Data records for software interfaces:
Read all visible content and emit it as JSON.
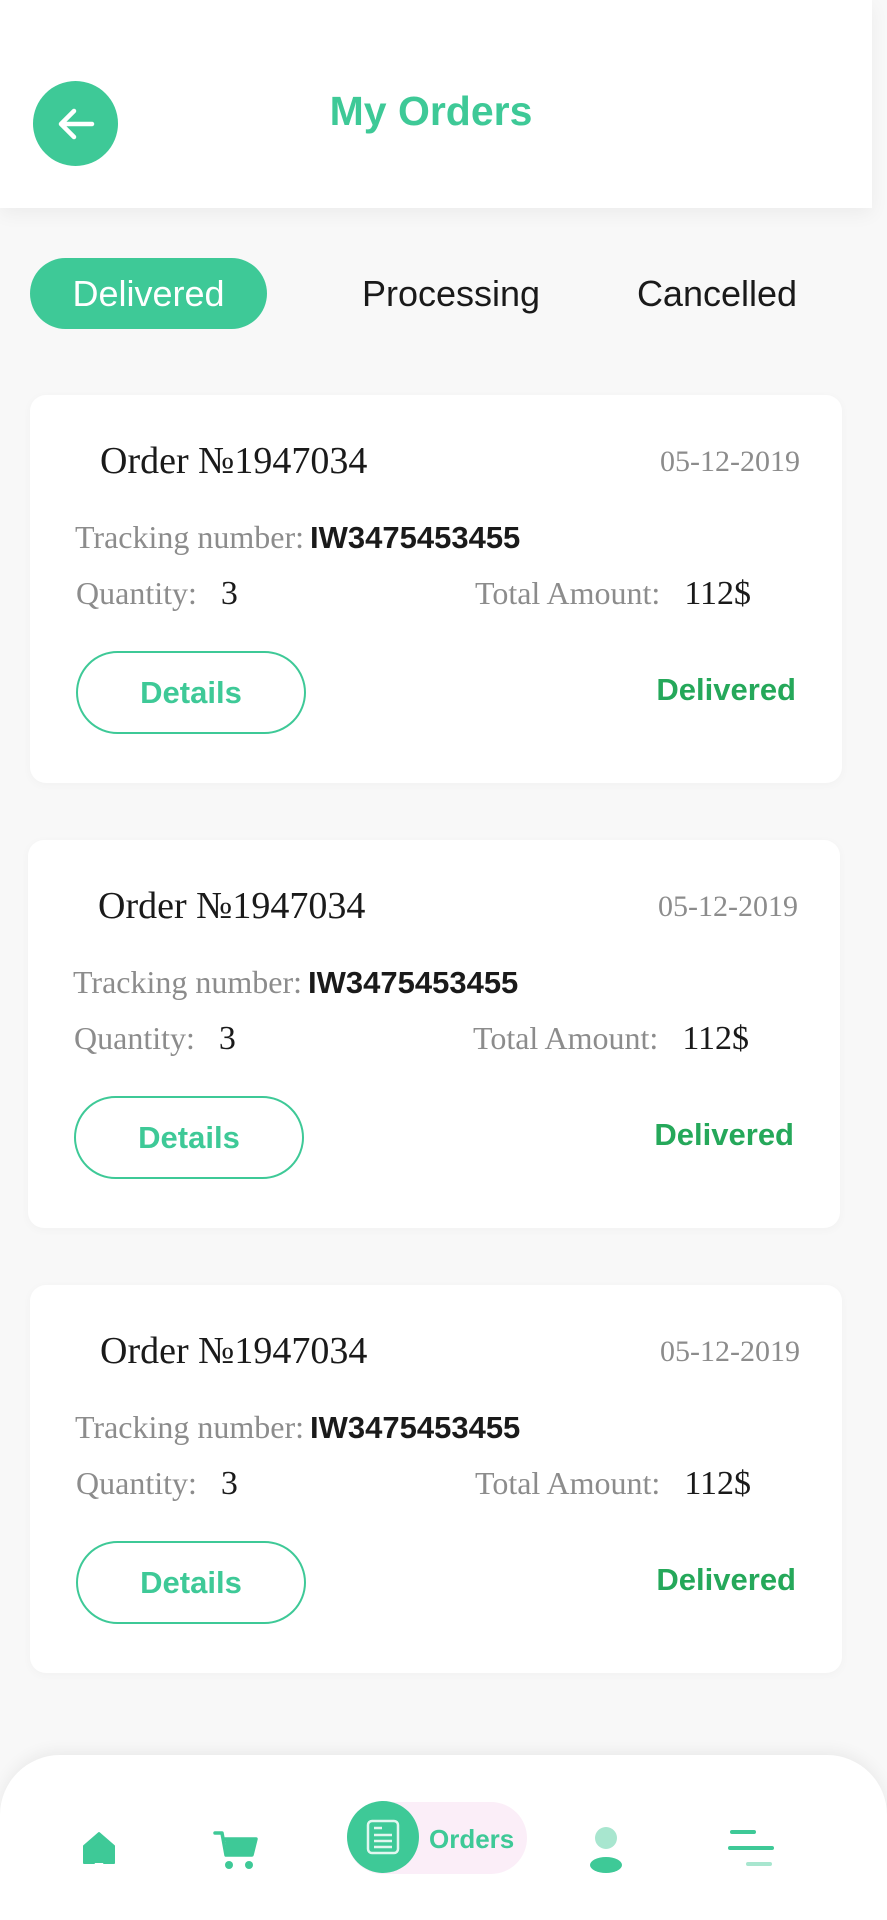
{
  "header": {
    "title": "My Orders",
    "back_icon": "arrow-left-icon"
  },
  "tabs": [
    {
      "label": "Delivered",
      "active": true
    },
    {
      "label": "Processing",
      "active": false
    },
    {
      "label": "Cancelled",
      "active": false
    }
  ],
  "orders": [
    {
      "order_number": "Order №1947034",
      "date": "05-12-2019",
      "tracking_label": "Tracking number:",
      "tracking_number": "IW3475453455",
      "quantity_label": "Quantity:",
      "quantity": "3",
      "total_label": "Total Amount:",
      "total": "112$",
      "details_label": "Details",
      "status": "Delivered"
    },
    {
      "order_number": "Order №1947034",
      "date": "05-12-2019",
      "tracking_label": "Tracking number:",
      "tracking_number": "IW3475453455",
      "quantity_label": "Quantity:",
      "quantity": "3",
      "total_label": "Total Amount:",
      "total": "112$",
      "details_label": "Details",
      "status": "Delivered"
    },
    {
      "order_number": "Order №1947034",
      "date": "05-12-2019",
      "tracking_label": "Tracking number:",
      "tracking_number": "IW3475453455",
      "quantity_label": "Quantity:",
      "quantity": "3",
      "total_label": "Total Amount:",
      "total": "112$",
      "details_label": "Details",
      "status": "Delivered"
    }
  ],
  "bottom_nav": {
    "items": [
      {
        "icon": "home-icon",
        "label": ""
      },
      {
        "icon": "cart-icon",
        "label": ""
      },
      {
        "icon": "orders-icon",
        "label": "Orders",
        "active": true
      },
      {
        "icon": "profile-icon",
        "label": ""
      },
      {
        "icon": "menu-icon",
        "label": ""
      }
    ]
  },
  "colors": {
    "accent": "#3ec997",
    "status_delivered": "#25a85a",
    "nav_active_pill": "#fbeef8"
  }
}
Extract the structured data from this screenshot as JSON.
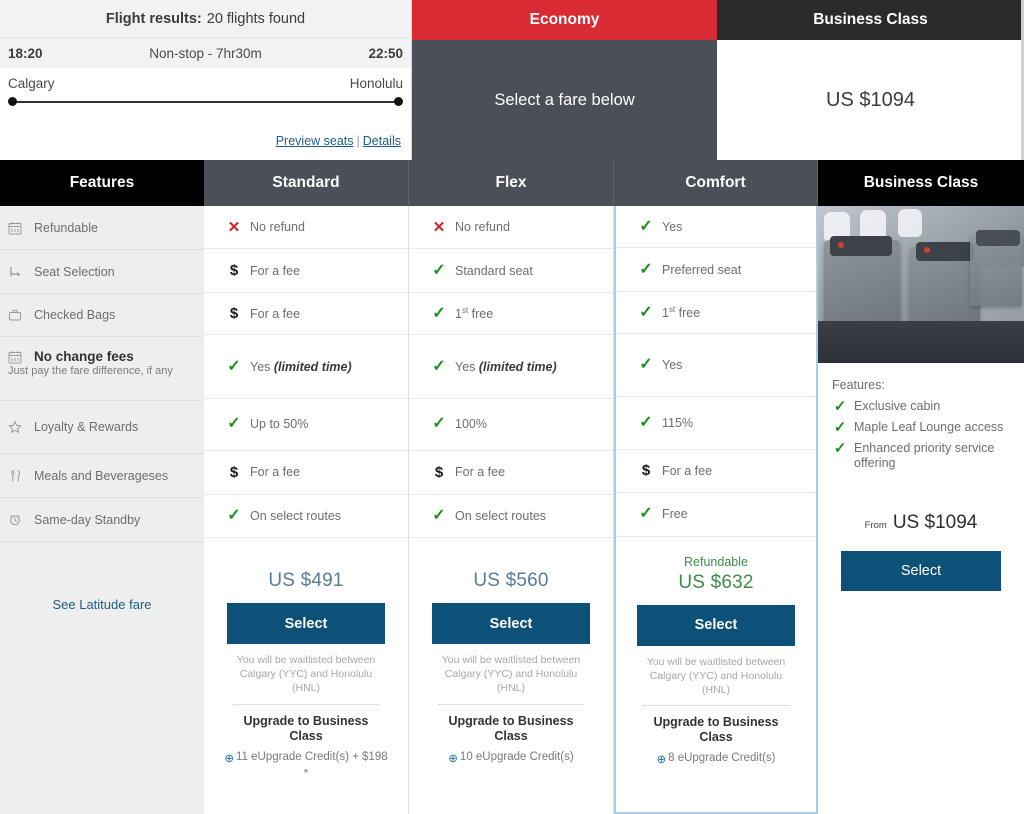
{
  "flight_summary": {
    "results_label": "Flight results:",
    "results_count": "20 flights found",
    "depart_time": "18:20",
    "duration": "Non-stop - 7hr30m",
    "arrive_time": "22:50",
    "origin": "Calgary",
    "destination": "Honolulu",
    "preview_seats_link": "Preview seats",
    "link_separator": "|",
    "details_link": "Details"
  },
  "cabins": {
    "economy": {
      "title": "Economy",
      "message": "Select a fare below",
      "accent_color": "#d92b34"
    },
    "business": {
      "title": "Business Class",
      "price": "US $1094",
      "accent_color": "#2b2b2b"
    }
  },
  "columns": {
    "features_header": "Features",
    "standard_header": "Standard",
    "flex_header": "Flex",
    "comfort_header": "Comfort",
    "business_header": "Business Class",
    "highlight_color": "#a9cde6"
  },
  "features": [
    {
      "icon": "calendar-icon",
      "label": "Refundable"
    },
    {
      "icon": "seat-icon",
      "label": "Seat Selection"
    },
    {
      "icon": "briefcase-icon",
      "label": "Checked Bags"
    },
    {
      "icon": "calendar-icon",
      "label": "No change fees",
      "sublabel": "Just pay the fare difference, if any",
      "emphasis": true
    },
    {
      "icon": "star-icon",
      "label": "Loyalty & Rewards"
    },
    {
      "icon": "utensils-icon",
      "label": "Meals and Beverageses"
    },
    {
      "icon": "clock-icon",
      "label": "Same-day Standby"
    }
  ],
  "fares": [
    {
      "name": "Standard",
      "highlighted": false,
      "cells": [
        {
          "mark": "cross",
          "text": "No refund"
        },
        {
          "mark": "dollar",
          "text": "For a fee"
        },
        {
          "mark": "dollar",
          "text": "For a fee"
        },
        {
          "mark": "check",
          "text": "Yes ",
          "emphasis": "(limited time)"
        },
        {
          "mark": "check",
          "text": "Up to 50%"
        },
        {
          "mark": "dollar",
          "text": "For a fee"
        },
        {
          "mark": "check",
          "text": "On select routes"
        }
      ],
      "refundable_tag": "",
      "price": "US $491",
      "select_label": "Select",
      "waitlist_note": "You will be waitlisted between Calgary (YYC) and Honolulu (HNL)",
      "upgrade_title": "Upgrade to Business Class",
      "upgrade_credits": "11 eUpgrade Credit(s) + $198 *"
    },
    {
      "name": "Flex",
      "highlighted": false,
      "cells": [
        {
          "mark": "cross",
          "text": "No refund"
        },
        {
          "mark": "check",
          "text": "Standard seat"
        },
        {
          "mark": "check",
          "text": "1",
          "sup": "st",
          "text_after": " free"
        },
        {
          "mark": "check",
          "text": "Yes ",
          "emphasis": "(limited time)"
        },
        {
          "mark": "check",
          "text": "100%"
        },
        {
          "mark": "dollar",
          "text": "For a fee"
        },
        {
          "mark": "check",
          "text": "On select routes"
        }
      ],
      "refundable_tag": "",
      "price": "US $560",
      "select_label": "Select",
      "waitlist_note": "You will be waitlisted between Calgary (YYC) and Honolulu (HNL)",
      "upgrade_title": "Upgrade to Business Class",
      "upgrade_credits": "10 eUpgrade Credit(s)"
    },
    {
      "name": "Comfort",
      "highlighted": true,
      "cells": [
        {
          "mark": "check",
          "text": "Yes"
        },
        {
          "mark": "check",
          "text": "Preferred seat"
        },
        {
          "mark": "check",
          "text": "1",
          "sup": "st",
          "text_after": " free"
        },
        {
          "mark": "check",
          "text": "Yes"
        },
        {
          "mark": "check",
          "text": "115%"
        },
        {
          "mark": "dollar",
          "text": "For a fee"
        },
        {
          "mark": "check",
          "text": "Free"
        }
      ],
      "refundable_tag": "Refundable",
      "price": "US $632",
      "select_label": "Select",
      "waitlist_note": "You will be waitlisted between Calgary (YYC) and Honolulu (HNL)",
      "upgrade_title": "Upgrade to Business Class",
      "upgrade_credits": "8 eUpgrade Credit(s)"
    }
  ],
  "business_column": {
    "features_label": "Features:",
    "feature_items": [
      "Exclusive cabin",
      "Maple Leaf Lounge access",
      "Enhanced priority service offering"
    ],
    "from_label": "From",
    "price": "US  $1094",
    "select_label": "Select"
  },
  "footer_left": {
    "latitude_link": "See Latitude fare"
  },
  "marks": {
    "check": "✓",
    "cross": "✕",
    "dollar": "$",
    "upgrade_circle": "⊕"
  }
}
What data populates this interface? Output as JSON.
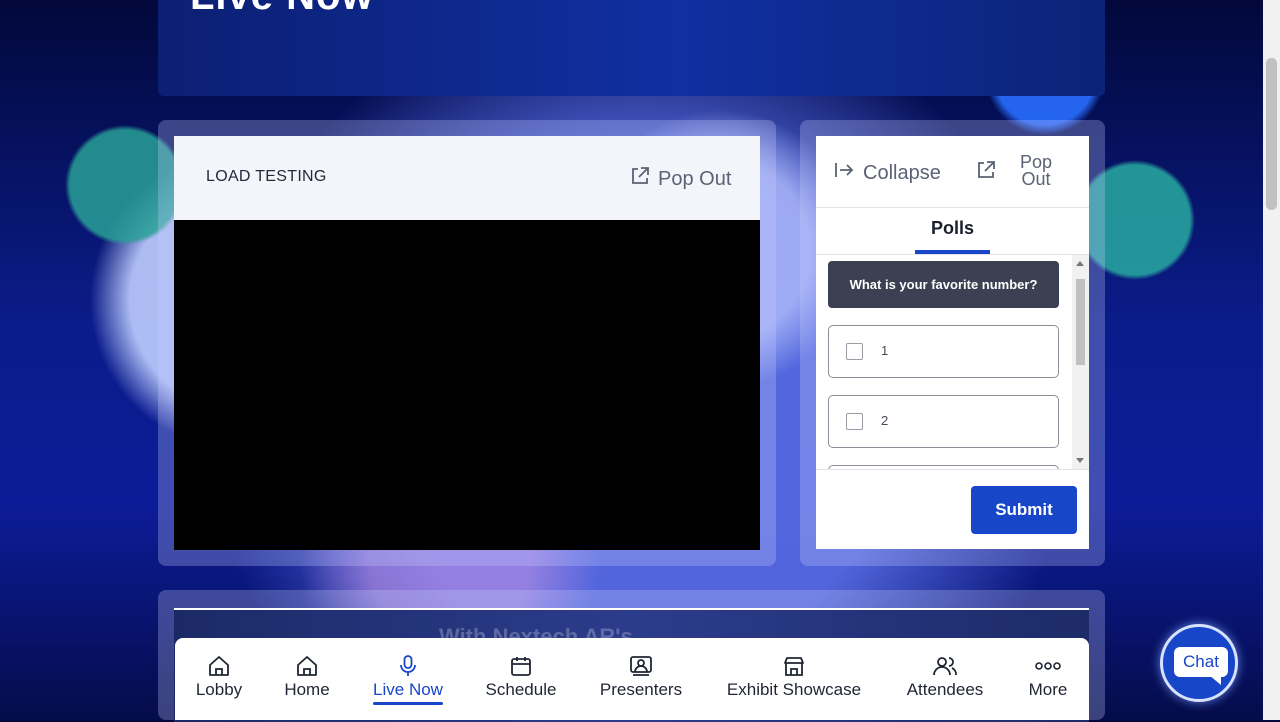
{
  "hero": {
    "title": "Live Now"
  },
  "video": {
    "title": "LOAD TESTING",
    "popout_label": "Pop Out"
  },
  "side": {
    "collapse_label": "Collapse",
    "popout_line1": "Pop",
    "popout_line2": "Out",
    "tab_label": "Polls",
    "question": "What is your favorite number?",
    "options": [
      "1",
      "2"
    ],
    "submit_label": "Submit"
  },
  "lower": {
    "partial_text": "With Nextech AR's"
  },
  "nav": {
    "items": [
      {
        "label": "Lobby",
        "icon": "home-icon"
      },
      {
        "label": "Home",
        "icon": "home-icon"
      },
      {
        "label": "Live Now",
        "icon": "microphone-icon"
      },
      {
        "label": "Schedule",
        "icon": "calendar-icon"
      },
      {
        "label": "Presenters",
        "icon": "presenter-icon"
      },
      {
        "label": "Exhibit Showcase",
        "icon": "store-icon"
      },
      {
        "label": "Attendees",
        "icon": "people-icon"
      },
      {
        "label": "More",
        "icon": "more-dots-icon"
      }
    ],
    "active": "Live Now"
  },
  "chat": {
    "label": "Chat"
  },
  "colors": {
    "accent": "#1746c8",
    "question_bg": "#3b4153",
    "video_bg": "#000000"
  }
}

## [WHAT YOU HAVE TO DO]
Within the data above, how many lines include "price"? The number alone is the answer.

## [WRITTEN SOLUTION]
5